The Senate will be voting in the next few days in favor of adding an additional $2 billion to the CARS rebate program, commonly known as Cash for Clunkers. “In about six days, it is estimated that 250,000 cars were sold. On both sides of the aisle, people acknowledged the effectiveness of this initiative. And that is why yesterday, as we were seeing what was happening this week, the Obama Administration asked us to help consumers who have yet to have the opportunity to take advantage of trading in their old cars for new energy efficient models.” (Nancy Pelosi).
The CARS rebate program has been a tremendous and unquestionable success and should be sustained. The program has spurred car sales and is a one of the few bright spots in an otherwise pathetic and wasteful attempt to revitalize the economy. But this article is not about the failures; this is all about the success that is CARS.
People have been flooding dealerships looking for $4500 in rebates. The vehicles being traded in have a reported average of 15.8 miles per gallon, while the vehicles that have been purchased get a reported average of 25.4 miles per gallon. This far exceeds the 18 MPG requirement for trades and 22 MPG requirement for the new vehicles.
For those of you who are misguided enough to believe that this will not be helping the environment or our economy, you will need to take a moment to think things through. If Joe America is now getting an extra 9.6 miles per gallon (25.4 minus 15.8), and he uses 20 gallons of fuel a week, that is a savings of 10,400 miles per year, 409 gallons and a little over $1,000 saved per year at $2.50 a gallon.
So far we have about 250,000 cars that have been sold and that is a savings of $255,625,000 per year. That is strictly in monetary terms. Pollution will also be cut as long as people do not drive more now that their vehicles are more efficient. This is a legitimate concern as people drive more when gas is cheap and their vehicles are efficient.
This brings me to my next point. The United States would be wise to increase the gas tax to keep gas at a price closer to the $4.00 a gallon range. This would have the largest impact on our war against our fuel addiction. This is and will not be a popular move, but it may happen.
Here are some of my favorite arguments against the CARS rebate program. These arguments were made in January when the bill was originally being proposed.
Note- most of these arguments are lame, but represent the opposing sides point of view. They are from the libertarian site, The Daily Paul.
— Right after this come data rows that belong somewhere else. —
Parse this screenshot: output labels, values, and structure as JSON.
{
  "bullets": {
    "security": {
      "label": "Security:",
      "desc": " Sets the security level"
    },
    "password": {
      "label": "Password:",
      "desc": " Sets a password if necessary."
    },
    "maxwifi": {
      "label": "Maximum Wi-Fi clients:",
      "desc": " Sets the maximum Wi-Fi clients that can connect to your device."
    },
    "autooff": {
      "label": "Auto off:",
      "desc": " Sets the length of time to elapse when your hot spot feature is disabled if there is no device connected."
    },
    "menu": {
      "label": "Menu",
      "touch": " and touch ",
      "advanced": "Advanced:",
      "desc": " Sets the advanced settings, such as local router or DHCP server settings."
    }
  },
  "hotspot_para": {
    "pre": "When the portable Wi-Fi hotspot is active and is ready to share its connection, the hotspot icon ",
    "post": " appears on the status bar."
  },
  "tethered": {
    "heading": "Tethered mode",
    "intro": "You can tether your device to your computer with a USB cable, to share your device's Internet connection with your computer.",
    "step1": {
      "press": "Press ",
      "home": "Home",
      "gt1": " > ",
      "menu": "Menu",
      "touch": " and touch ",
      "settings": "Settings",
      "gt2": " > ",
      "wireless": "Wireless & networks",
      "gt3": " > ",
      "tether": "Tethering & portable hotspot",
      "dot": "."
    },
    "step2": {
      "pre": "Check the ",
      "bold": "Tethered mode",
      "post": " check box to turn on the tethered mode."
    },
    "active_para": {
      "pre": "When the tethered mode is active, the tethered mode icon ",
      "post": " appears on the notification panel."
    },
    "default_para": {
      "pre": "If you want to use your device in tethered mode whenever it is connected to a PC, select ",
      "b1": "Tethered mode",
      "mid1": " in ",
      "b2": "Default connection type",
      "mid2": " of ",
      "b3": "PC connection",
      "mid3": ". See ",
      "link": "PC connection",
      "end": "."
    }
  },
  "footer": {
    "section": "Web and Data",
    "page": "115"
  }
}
The Daily Paul is created and paid for by Michael A. Nystrom and not affiliated with Ron Paul in anyway Except that Michael and Ron are both libertarian and ardently pro-Ron Paul.
This is where these arguments come from: http://www.dailypaul.com/node/77405
-“Owners who turn in vehicles for crushing would receive a “minimal” payment to purchase a new car. This is a misguided attempt to spur car sales and claim that the country’s air quality or fleet fuel mileage is being improved.”
I am not sure who would consider $3500 – $4500 a minimal amount of money. The average American household has an income of about $50,233. $4500 is almost ten percent of the average income for a household.
-“Cash for Clunkers” programs threaten enthusiasts nationwide with the loss of valuable parts and parts-cars for repair, restoration, and customization projects. The programs also risk destroying classic, historic and special-interest vehicles, our American heritage.”
This is a great point. That is why I am supporting the forced use of the Model T among all Americans. No longer will our heritage and our classic cars be threatened by these “new” vehicles. This would be a legitimate concern except that the CARS act specifies that a vehicle that is made in 1984 or older does not qualify. The 1986 Plymouth Gran Fury enthusiasts might be a little upset about this, but they need to think about the greater good.
-“Cars turned in for scrappage often barely run, or are rarely-driven second or third vehicles that have a minimal impact on overall fuel economy or emissions.”
The trade has to be in drivable condition.
-“Cash for Clunkers” ignores better policy options. If Congress wants to act, support for repair and upgrade is a better choice and a win-win for consumers, dealers, manufacturers and repair shops. Significant emissions and fuel economy improvements can be achieved in older vehicles through relatively simple and inexpensive means: repaired/replaced exhaust systems, tune-ups, etc.”
Note: The trade in vehicle must have a “new” combined city/highway fuel economy of 18 miles per gallon or less. Yes, “significant emissions and fuel economy improvements can be achieved in older vehicles.” But, these vehicles were not fuel efficient when they were new. The purpose of the program is to get these inefficient vehicles off the road.
The CARS rebate program is a success and it needs to be continued so that its impact can be fully realized. (Here are some links to check out)